It’s no secret that Sundance made Kevin Smith. His debut feature, the cult hit Clerks, premiered at Sundance in 1994, where it won the Filmmakers Trophy. In 2011, Smith took center stage again, this time with his film Red State. According to /Film, after screening his movie, the director used his post-Q&A time to talk about the “problems of modern movie distribution” and announced that he would be self-distributing the movie under his Smodcast Pictures banner.
5. NATE PARKER’S
THE BIRTH OF A NATION
IS SUNDANCE’S BIGGEST SALE EVER.
Nicholas Hunt/Getty Images
Actor/writer/director/producer Nate Parker’s The Birth of a Nation couldn’t come at a better time. Amidst the many conversations regarding the lack of diversity in Hollywood, Parker’s drama—based on the story of Nat Turner, the American-born slave who led the country’s biggest slave rebellion—sold to Fox Searchlight for a recording-breaking $17.5 million. Critics are already touting it as an early front-runner for next year’s Best Picture Oscar, as well as Parker for Best Actor. According to The Hollywood Reporter, only two festival films have ever topped The Birth of a Nation's price tag: Tom Ford’s Nocturnal Animals and Denis Villeneuve’s Story of Your Life, both of which were sold at Cannes for $20 million—before they were even made.
6. SUNDANCE STAFFERS WALK AN AVERAGE OF EIGHT MILES PER DAY DURING THE FESTIVAL.
And you thought standing in line was tiring! With an average of 60,000 people wandering around town every day during the festival, transportation can be a bit of a nightmare. Which makes walking the best—and often quickest—alternative for Sundance’s employees, who walk an average of eight miles per day up and down Main Street.
7. IT WASN’T UNTIL 2004 THAT A MOVIE STARRING ROBERT REDFORD PLAYED AT THE FESTIVAL.

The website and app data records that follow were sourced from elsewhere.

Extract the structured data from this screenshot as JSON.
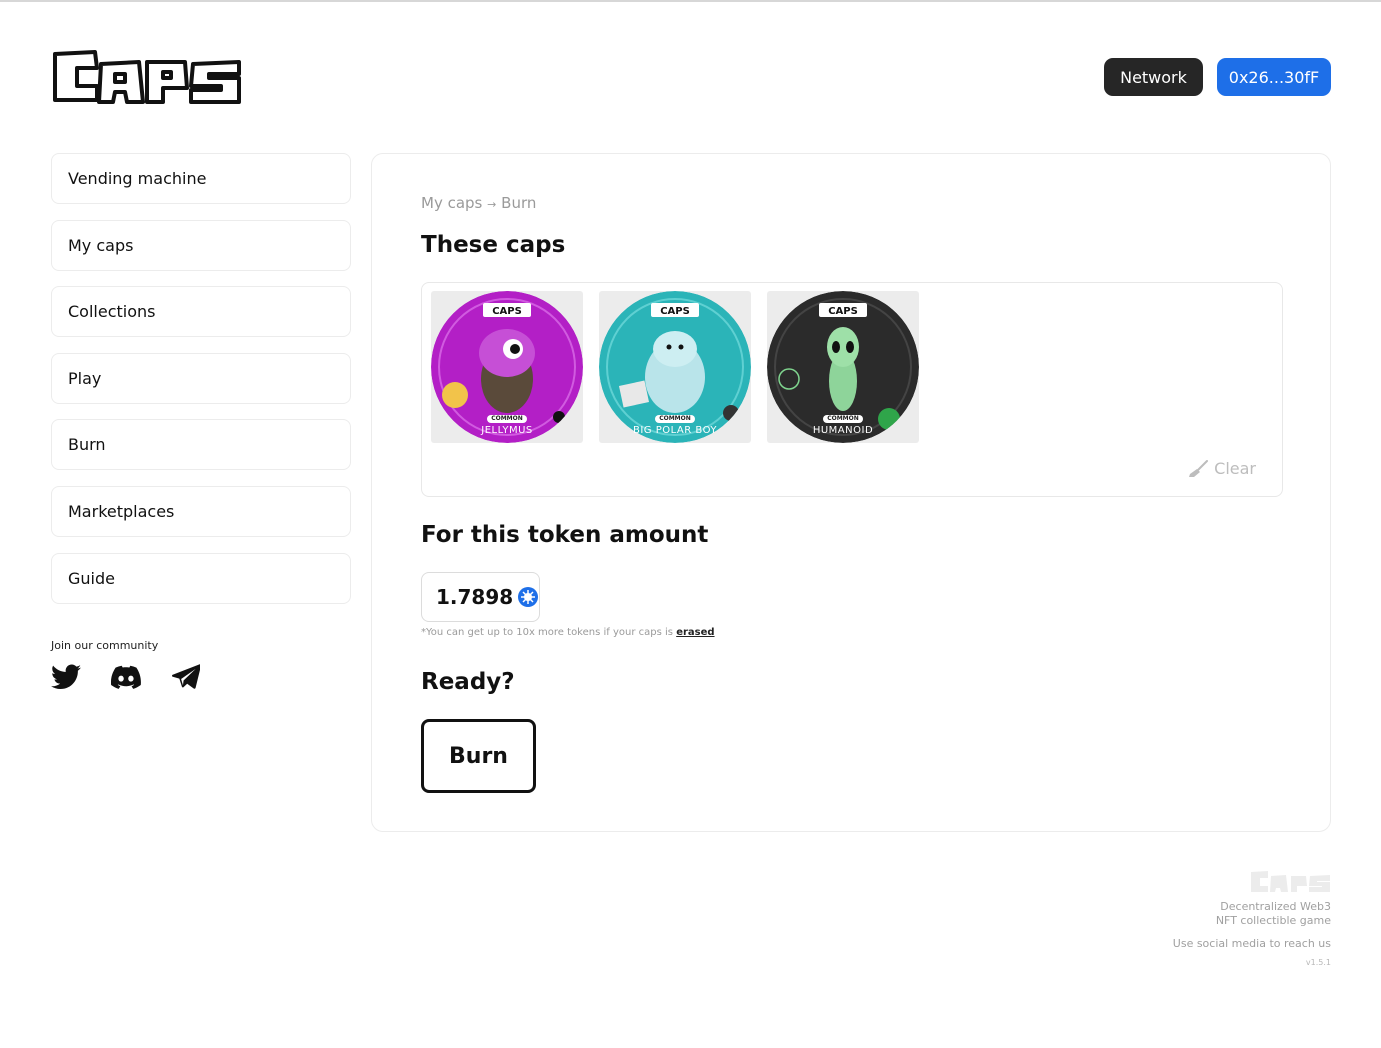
{
  "brand": {
    "logo_text": "CAPS"
  },
  "header": {
    "network_label": "Network",
    "wallet_label": "0x26...30fF"
  },
  "sidebar": {
    "items": [
      {
        "label": "Vending machine"
      },
      {
        "label": "My caps"
      },
      {
        "label": "Collections"
      },
      {
        "label": "Play"
      },
      {
        "label": "Burn"
      },
      {
        "label": "Marketplaces"
      },
      {
        "label": "Guide"
      }
    ],
    "community_label": "Join our community",
    "socials": [
      "twitter-icon",
      "discord-icon",
      "telegram-icon"
    ]
  },
  "main": {
    "breadcrumb": {
      "parent": "My caps",
      "separator": "→",
      "current": "Burn"
    },
    "caps_title": "These caps",
    "caps": [
      {
        "name": "JELLYMUS",
        "rarity": "COMMON",
        "logo": "CAPS MONSTERS",
        "color": "#b31fc6"
      },
      {
        "name": "BIG POLAR BOY",
        "rarity": "COMMON",
        "logo": "CAPS MONSTERS",
        "color": "#2bb4b8"
      },
      {
        "name": "HUMANOID",
        "rarity": "COMMON",
        "logo": "CAPS MONSTERS",
        "color": "#2b2b2b"
      }
    ],
    "clear_label": "Clear",
    "token_title": "For this token amount",
    "token_amount": "1.7898",
    "note_text": "*You can get up to 10x more tokens if your caps is",
    "note_link": "erased",
    "ready_title": "Ready?",
    "burn_label": "Burn"
  },
  "footer": {
    "logo_text": "CAPS",
    "tagline_1": "Decentralized Web3",
    "tagline_2": "NFT collectible game",
    "contact": "Use social media to reach us",
    "version": "v1.5.1"
  },
  "colors": {
    "accent": "#1e6fe8",
    "dark": "#262626"
  }
}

Despite Robert Redford being chairman of the festival since its inception, it took over two decades for the festival to program a film that he was actually starring in. According to the Columbia Tribune, Redford was reluctant to show his film, the action-drama The Clearing, fearing that it was a conflict of interest. However, Sundance's then-festival director Geoffrey Gilmore insisted on showing the low-budget flick, which he considered a perfect fit for the lineup.
8. BEND IT LIKE BECKHAM, WHICH SCREENED IN THE WORLD CINEMA SECTION, BECAME THE FIRST WESTERN FILM TO PLAY ON NORTH KOREAN TELEVISION.
Out of all the films to ever screen at Sundance—or just, you know, in history in general—North Korea chose Bend It Like Beckham, Gurinder Chadha’s 2002 Sundance hit, as the first Western film to ever play over the country’s airwaves.
9. ONE-THIRD OF THE FESTIVAL’S ATTENDEES LIVE IN UTAH.
Though it may seem like a total Hollywood invasion, 33 percent of Sundance attendees are Utah residents. Then comes Hollywood: 14.7 percent of the audience is made up of Californians, while 4.9 percent make the trek from New York.
10. ELUSIVE GRAFFITI ARTIST BANKSY PAINTED THE STREETS OF PARK CITY THE SAME YEAR HE PREMIERED EXIT THROUGH THE GIFT SHOP.
Would you expect anything less? As captured by The New York Times, Banksy lit up the cloudy skies and snow-covered streets with splashes of hidden paintings around random turns in Park City in 2010. In 2014, a vandal who defaced one of Bansky’s long-standing pieces was sentenced to 100 hours of community service and ordered to pay thousands of dollars in restitution to the owners of the Cunningham Building, where the Banksy painting was displayed.